WHAT YOU ARE ASKED TO DO
Check every line of the data below for the string "Scene", and copy the ones that hold it.

RECORDED DATA
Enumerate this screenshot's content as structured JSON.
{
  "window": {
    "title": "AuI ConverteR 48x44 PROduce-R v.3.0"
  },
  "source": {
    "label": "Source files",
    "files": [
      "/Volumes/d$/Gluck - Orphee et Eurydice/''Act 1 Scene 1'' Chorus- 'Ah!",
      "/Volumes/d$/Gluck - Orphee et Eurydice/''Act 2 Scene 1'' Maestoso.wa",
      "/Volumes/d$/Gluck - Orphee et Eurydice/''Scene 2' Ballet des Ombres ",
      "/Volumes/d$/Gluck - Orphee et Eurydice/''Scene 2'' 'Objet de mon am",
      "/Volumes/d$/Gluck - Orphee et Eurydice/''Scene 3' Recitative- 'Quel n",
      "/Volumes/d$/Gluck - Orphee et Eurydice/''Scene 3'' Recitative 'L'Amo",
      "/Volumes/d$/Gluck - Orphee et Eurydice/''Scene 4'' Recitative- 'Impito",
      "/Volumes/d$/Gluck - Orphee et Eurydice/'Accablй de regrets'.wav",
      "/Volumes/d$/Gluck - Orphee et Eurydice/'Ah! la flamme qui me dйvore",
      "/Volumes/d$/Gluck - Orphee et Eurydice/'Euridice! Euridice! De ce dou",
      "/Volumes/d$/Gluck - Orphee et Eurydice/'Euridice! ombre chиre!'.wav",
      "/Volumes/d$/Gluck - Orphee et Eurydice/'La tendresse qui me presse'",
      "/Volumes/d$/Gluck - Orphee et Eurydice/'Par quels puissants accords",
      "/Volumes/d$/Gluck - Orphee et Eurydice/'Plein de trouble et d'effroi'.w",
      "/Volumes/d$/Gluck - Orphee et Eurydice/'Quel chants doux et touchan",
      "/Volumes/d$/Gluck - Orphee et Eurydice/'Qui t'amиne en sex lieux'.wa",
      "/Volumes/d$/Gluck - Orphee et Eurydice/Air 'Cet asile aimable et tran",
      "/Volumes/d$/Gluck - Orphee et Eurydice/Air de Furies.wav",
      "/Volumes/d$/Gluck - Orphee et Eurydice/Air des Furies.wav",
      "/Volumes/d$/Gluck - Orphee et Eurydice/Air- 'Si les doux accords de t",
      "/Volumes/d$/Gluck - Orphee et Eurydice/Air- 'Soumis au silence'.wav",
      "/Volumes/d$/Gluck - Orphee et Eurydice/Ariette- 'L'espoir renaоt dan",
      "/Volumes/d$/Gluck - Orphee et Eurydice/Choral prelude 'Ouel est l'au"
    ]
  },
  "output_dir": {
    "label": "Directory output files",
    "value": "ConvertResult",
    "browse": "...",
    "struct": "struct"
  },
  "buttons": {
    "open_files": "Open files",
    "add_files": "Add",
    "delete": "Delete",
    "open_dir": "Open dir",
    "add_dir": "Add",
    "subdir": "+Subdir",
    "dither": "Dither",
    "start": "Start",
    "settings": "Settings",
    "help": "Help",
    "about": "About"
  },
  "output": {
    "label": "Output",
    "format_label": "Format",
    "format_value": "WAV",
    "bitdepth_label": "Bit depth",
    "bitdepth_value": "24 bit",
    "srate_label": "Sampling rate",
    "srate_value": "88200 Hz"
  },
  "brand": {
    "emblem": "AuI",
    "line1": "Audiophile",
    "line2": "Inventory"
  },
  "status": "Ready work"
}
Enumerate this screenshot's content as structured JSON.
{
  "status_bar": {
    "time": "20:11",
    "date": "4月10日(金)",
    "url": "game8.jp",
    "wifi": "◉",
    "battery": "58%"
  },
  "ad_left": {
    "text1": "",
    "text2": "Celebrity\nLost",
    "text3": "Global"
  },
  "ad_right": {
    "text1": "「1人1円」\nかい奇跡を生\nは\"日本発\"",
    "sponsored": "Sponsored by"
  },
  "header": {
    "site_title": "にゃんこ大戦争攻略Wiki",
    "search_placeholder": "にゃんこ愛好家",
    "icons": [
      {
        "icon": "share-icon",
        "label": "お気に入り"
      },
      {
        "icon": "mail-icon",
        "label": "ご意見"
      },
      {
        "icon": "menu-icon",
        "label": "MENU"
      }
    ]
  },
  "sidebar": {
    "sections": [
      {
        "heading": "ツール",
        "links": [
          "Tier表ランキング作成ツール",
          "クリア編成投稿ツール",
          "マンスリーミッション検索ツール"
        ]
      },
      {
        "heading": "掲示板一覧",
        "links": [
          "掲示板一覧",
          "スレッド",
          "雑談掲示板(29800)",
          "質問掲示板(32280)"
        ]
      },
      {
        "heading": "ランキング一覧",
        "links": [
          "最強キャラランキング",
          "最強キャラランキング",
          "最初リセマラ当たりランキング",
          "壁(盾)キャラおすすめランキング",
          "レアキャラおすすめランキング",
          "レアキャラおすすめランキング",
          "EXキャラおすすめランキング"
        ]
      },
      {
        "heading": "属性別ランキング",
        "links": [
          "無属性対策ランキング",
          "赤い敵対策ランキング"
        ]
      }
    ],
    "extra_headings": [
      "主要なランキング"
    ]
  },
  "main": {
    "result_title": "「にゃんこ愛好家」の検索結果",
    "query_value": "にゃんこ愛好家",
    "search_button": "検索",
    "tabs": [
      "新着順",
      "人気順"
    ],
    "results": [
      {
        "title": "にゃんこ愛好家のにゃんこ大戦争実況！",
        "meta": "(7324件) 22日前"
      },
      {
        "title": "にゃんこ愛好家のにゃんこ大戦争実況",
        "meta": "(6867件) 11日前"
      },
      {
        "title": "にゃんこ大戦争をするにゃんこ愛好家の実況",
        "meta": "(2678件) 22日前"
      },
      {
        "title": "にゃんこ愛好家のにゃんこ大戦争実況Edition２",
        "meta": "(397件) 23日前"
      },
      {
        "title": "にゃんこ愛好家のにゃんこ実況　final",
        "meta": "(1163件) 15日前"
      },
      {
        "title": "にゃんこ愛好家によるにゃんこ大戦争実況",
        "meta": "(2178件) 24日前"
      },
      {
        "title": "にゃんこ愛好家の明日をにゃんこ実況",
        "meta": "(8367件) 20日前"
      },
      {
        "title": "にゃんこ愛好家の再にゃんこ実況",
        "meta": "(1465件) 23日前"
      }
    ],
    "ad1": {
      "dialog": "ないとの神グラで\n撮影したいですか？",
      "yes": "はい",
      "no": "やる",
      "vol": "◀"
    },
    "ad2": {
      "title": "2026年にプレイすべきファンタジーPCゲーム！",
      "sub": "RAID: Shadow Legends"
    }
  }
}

PROBLEM SOLUTION
      "/Volumes/d$/Gluck - Orphee et Eurydice/''Act 1 Scene 1'' Chorus- 'Ah!",
      "/Volumes/d$/Gluck - Orphee et Eurydice/''Act 2 Scene 1'' Maestoso.wa",
      "/Volumes/d$/Gluck - Orphee et Eurydice/''Scene 2' Ballet des Ombres ",
      "/Volumes/d$/Gluck - Orphee et Eurydice/''Scene 2'' 'Objet de mon am",
      "/Volumes/d$/Gluck - Orphee et Eurydice/''Scene 3' Recitative- 'Quel n",
      "/Volumes/d$/Gluck - Orphee et Eurydice/''Scene 3'' Recitative 'L'Amo",
      "/Volumes/d$/Gluck - Orphee et Eurydice/''Scene 4'' Recitative- 'Impito",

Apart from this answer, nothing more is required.